→ Task prompt
The answer must be a single number: how many lines of the records below contain "update".

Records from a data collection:
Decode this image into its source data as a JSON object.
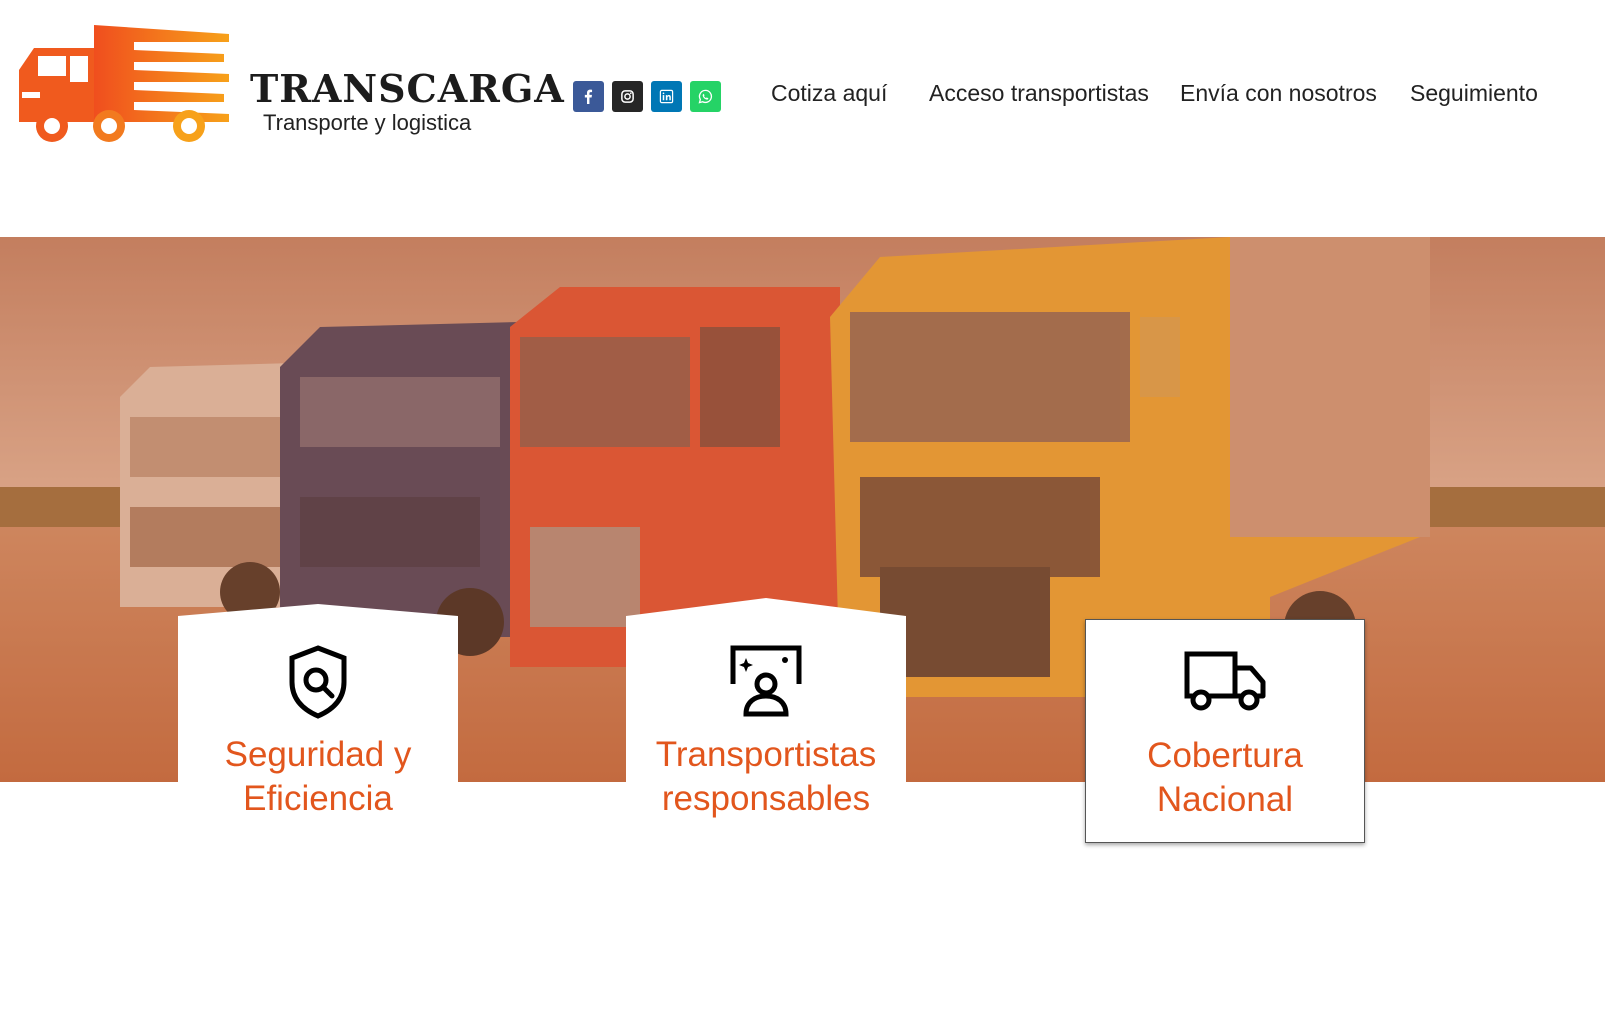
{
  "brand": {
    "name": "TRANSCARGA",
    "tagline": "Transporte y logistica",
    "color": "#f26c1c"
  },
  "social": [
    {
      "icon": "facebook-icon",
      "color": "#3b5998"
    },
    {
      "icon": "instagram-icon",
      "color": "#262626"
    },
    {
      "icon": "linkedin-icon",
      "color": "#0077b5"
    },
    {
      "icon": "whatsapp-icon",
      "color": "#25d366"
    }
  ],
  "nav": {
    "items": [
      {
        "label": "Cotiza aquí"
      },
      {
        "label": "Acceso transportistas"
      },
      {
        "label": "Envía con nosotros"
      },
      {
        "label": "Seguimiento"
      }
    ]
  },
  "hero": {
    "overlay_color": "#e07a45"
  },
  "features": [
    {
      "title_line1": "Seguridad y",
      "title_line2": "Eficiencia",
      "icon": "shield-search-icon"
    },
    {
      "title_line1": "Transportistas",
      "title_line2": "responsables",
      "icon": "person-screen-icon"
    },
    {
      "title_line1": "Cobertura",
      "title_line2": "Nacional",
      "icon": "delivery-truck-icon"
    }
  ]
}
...
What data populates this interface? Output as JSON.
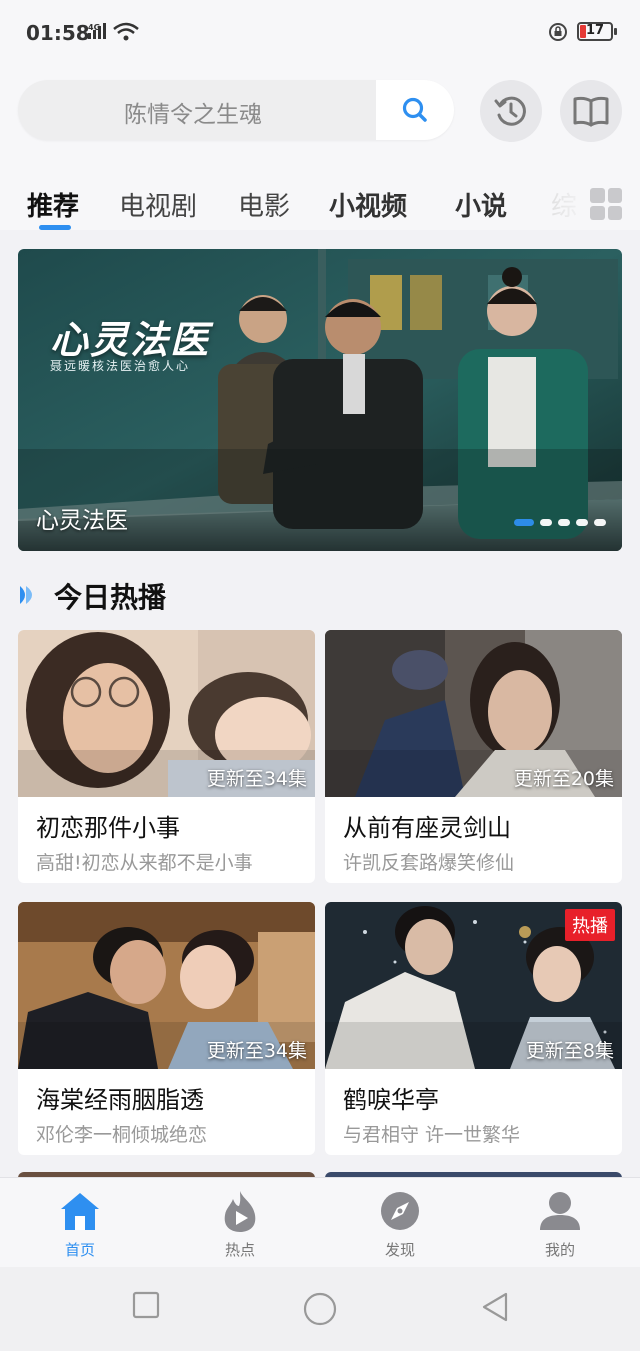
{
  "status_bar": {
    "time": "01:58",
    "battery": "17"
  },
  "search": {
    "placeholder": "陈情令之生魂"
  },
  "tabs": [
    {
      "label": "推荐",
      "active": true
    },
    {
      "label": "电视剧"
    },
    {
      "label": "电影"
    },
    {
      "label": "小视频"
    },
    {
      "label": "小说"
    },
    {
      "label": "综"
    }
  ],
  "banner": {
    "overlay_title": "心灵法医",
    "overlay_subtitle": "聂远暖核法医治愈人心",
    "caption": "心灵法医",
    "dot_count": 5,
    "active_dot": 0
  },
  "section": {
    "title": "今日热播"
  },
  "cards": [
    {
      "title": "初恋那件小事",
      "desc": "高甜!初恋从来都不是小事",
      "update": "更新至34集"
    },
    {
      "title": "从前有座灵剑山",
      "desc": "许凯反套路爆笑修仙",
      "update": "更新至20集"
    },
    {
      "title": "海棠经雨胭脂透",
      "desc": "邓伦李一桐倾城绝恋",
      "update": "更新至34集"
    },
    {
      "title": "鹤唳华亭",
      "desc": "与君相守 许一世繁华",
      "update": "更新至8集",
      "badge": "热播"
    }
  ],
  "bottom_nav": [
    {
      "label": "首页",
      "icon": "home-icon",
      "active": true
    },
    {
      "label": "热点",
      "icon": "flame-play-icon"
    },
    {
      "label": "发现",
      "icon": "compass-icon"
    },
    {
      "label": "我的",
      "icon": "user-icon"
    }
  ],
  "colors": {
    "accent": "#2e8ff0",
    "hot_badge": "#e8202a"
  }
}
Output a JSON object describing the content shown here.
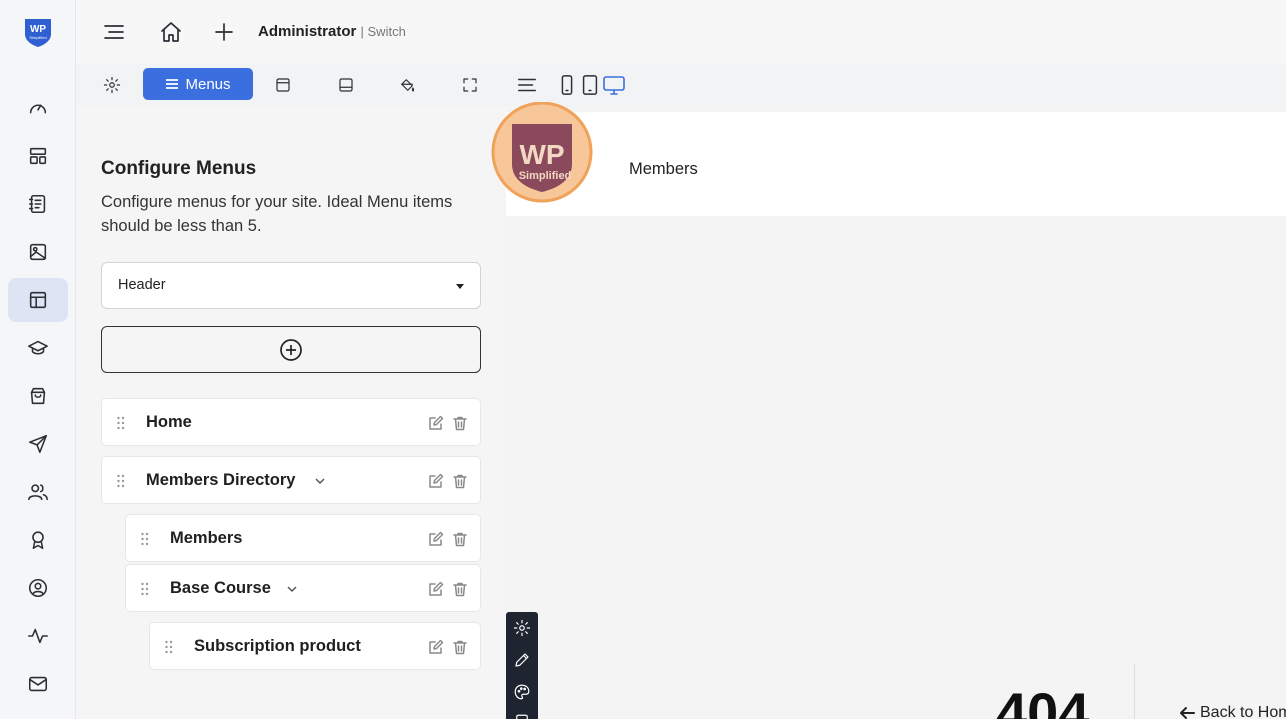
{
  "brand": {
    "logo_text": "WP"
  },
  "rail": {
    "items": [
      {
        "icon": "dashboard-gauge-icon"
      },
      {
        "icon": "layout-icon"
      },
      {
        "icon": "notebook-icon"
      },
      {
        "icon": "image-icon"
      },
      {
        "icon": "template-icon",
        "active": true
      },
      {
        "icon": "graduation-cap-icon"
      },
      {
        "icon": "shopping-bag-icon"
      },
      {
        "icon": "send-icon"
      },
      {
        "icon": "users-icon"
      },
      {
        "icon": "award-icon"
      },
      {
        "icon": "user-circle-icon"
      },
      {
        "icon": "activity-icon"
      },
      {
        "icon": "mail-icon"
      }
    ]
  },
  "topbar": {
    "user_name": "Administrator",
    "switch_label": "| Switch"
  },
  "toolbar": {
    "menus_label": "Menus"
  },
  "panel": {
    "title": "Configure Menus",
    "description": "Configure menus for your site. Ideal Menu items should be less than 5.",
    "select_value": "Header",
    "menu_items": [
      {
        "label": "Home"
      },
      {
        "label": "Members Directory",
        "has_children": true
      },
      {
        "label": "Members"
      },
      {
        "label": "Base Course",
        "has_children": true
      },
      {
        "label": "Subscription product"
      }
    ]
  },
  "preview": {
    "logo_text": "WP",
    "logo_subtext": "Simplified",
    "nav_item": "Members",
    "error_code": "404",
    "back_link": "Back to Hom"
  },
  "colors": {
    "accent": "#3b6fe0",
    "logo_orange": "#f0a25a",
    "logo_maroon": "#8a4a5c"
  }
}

→ Written reply
4